It runs modern society and fuels serious political tension. But where does oil really come from, and how much is left? The far-out possibilities might surprise you.
Nature has been transmuting dead life into black gold for millions of years using little more than heat, pressure and time, scientists tell us.
But with gas prices spiking more than $1 per gallon in the United States this year and some experts predicting that the end of oil is near, scientists still don't know for sure where oil comes from, how long it took to make, or how much there is.
A so-called fossil fuel, petroleum is believed by most scientists to be the transformed remains of long dead organisms. The majority of petroleum is thought to come from the fossils of plants and tiny marine organisms. Larger animals might contribute to the mix as well.
"Even some of the dinosaurs may have gotten involved in some of this," says William Thomas, a geologist at the University of Kentucky. "[Although] I think it would be quite rare and a very small and insignificant contribution."
But another theory holds that more oil was in Earth from the beginning than what's been produced by dead animals, but that we've yet to tap it.

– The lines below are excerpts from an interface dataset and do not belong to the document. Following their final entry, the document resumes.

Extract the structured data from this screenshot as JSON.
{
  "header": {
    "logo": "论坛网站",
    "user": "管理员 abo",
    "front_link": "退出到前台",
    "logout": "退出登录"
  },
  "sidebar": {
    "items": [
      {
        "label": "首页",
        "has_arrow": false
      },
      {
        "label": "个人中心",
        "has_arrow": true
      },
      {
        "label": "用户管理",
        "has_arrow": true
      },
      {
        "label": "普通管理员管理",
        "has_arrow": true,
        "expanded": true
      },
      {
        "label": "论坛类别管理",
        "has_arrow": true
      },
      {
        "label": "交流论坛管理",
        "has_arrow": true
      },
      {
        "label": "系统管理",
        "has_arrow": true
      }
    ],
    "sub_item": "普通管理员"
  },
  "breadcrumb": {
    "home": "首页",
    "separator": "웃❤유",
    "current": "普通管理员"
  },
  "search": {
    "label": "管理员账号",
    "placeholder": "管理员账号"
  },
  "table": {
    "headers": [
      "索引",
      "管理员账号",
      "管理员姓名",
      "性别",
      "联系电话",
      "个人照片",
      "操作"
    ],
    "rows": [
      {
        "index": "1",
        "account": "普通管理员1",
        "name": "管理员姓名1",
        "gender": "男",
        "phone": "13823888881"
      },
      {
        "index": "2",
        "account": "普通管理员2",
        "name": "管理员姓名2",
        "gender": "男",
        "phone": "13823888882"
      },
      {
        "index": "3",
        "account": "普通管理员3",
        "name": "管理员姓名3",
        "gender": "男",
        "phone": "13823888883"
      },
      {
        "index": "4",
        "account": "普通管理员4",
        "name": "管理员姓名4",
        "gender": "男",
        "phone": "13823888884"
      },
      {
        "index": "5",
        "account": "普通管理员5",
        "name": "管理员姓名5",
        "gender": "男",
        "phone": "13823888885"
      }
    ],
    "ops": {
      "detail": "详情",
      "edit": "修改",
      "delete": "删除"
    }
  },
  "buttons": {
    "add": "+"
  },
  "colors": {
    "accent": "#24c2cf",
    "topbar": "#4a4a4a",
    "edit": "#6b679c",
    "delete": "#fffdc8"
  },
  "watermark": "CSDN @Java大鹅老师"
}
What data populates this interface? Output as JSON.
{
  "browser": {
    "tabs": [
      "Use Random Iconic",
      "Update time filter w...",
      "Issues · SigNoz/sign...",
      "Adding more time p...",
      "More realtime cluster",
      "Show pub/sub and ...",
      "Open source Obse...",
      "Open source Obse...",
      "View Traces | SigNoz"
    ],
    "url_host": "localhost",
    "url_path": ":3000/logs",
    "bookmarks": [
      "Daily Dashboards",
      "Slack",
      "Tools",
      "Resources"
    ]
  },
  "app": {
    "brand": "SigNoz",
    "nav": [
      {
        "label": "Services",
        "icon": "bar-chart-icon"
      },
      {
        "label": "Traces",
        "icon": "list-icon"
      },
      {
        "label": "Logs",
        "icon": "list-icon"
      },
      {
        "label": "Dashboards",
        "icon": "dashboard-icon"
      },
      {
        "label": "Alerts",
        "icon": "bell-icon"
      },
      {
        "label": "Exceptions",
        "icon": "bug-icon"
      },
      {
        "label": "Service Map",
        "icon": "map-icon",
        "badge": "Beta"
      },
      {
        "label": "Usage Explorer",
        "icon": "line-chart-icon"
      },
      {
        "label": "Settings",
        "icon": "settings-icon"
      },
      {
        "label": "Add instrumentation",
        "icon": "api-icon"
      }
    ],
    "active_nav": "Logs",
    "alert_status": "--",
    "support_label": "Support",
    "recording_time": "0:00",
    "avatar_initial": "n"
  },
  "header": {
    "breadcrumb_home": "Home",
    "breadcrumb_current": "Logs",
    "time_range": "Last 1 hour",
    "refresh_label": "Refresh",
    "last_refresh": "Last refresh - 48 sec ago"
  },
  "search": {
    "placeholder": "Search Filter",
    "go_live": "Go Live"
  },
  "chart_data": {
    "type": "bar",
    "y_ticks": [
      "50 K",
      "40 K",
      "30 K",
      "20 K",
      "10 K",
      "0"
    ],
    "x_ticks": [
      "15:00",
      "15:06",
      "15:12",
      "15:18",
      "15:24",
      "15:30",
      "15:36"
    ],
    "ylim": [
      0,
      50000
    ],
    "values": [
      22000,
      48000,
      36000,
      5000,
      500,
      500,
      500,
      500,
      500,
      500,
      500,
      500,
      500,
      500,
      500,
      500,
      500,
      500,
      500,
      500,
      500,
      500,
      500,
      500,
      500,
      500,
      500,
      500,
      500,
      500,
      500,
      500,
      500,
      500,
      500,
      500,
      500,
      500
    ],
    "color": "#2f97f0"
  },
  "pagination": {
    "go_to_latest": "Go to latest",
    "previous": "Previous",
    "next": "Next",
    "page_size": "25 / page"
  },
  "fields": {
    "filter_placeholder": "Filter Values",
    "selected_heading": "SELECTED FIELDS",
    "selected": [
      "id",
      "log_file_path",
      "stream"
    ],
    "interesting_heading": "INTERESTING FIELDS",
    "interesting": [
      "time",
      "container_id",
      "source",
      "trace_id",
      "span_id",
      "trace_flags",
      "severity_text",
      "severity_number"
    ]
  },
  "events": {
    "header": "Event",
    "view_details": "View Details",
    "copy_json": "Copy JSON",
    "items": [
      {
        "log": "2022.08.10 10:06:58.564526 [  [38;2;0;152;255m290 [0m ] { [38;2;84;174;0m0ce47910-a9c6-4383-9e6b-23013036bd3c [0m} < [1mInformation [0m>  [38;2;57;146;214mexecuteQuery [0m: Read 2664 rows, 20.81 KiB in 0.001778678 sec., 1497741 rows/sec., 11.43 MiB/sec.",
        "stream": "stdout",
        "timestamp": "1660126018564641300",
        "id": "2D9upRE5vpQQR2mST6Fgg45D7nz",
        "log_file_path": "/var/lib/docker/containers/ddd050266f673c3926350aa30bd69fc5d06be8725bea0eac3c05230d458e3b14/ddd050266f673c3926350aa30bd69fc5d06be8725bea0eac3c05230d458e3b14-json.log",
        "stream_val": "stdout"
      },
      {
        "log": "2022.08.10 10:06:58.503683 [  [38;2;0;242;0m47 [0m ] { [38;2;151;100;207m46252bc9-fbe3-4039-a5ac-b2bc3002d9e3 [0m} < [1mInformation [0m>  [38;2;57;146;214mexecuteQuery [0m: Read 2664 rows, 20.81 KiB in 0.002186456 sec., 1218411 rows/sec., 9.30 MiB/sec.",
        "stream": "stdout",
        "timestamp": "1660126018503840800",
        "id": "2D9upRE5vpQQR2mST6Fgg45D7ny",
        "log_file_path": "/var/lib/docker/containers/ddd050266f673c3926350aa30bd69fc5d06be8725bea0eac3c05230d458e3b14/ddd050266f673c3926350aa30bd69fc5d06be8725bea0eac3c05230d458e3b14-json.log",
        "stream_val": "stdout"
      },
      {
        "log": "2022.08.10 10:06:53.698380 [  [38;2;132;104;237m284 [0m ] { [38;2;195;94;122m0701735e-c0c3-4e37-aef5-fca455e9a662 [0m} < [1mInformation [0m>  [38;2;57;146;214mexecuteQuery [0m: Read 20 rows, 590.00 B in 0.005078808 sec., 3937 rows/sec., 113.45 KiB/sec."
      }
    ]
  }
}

How it works
In the leading theory, dead organic material accumulates on the bottom of oceans, riverbeds or swamps, mixing with mud and sand. Over time, more sediment piles on top and the resulting heat and pressure transforms the organic layer into a dark and waxy substance known as kerogen.
Left alone, the kerogen molecules eventually crack, breaking up into shorter and lighter molecules composed almost solely of carbon and hydrogen atoms. Depending on how liquid or gaseous this mixture is, it will turn into either petroleum or natural gas.
So how long does this process take?
Scientists aren't really sure, but they figure it's probably on the order of hundreds of thousands of years.
"It's certainly not an instantaneous process," Thomas told Live Science. "The rate at which petroleum is forming is not going to be the solution to our petroleum supplies."
The United States' latest reminder of its petroleum dependency occurred when hurricanes Katrina and Rita struck the Gulf of Mexico, where the majority of the country's oil platforms and refineries are located. Many analysts predicted gas prices would surge to $4 and $5 per gallon, but the fears turned out to be overblown. Many of the structures suffered only glancing blows and were operating again soon afterwards.
Thinking Beyond Oil
Still, the average price of regular gas nationwide is about $2.94 a gallon now, according to the American Automobile Association. It was $1.77 at the beginning of the year.
The idea that petroleum is formed from dead organic matter is known as the "biogenic theory" of petroleum formation and was first proposed by a Russian scientist almost 250 years ago.
In the 1950's, however, a few Russian scientists began questioning this traditional view and proposed instead that petroleum could form naturally deep inside the Earth.
This so-called "abiogenic" petroleum might seep upward through cracks formed by asteroid impacts to form underground pools, according to one hypothesis. Some geologists have suggested probing ancient impact craters in the search for oil.
Abiogenic sources of oil have been found, but never in commercially profitable amounts. The controversy isn't over whether naturally forming oil reserves exist, said Larry Nation of the American Association of Petroleum Geologists. It's over how much they contribute to Earth's overall reserves and how much time and effort geologists should devote to seeking them out.
If abiogenic petroleum sources are indeed found to be abundant, it would mean Earth contains vast reserves of untapped petroleum and, since other rocky objects formed from the same raw material as Earth, that crude oil might exist on other planets or moons in the solar system, scientists say.
Both processes for making petroleum likely require thousands of years. Even if Earth does contain far more oil than currently thought, it's inevitable that reserves will one day run out. Scientists disagree sharply, however, on when that will occur. And, some say, a global crisis could begin as soon as increasing demand is greater than supply, a possibility that might be measured in years rather than decades, some analysts argue.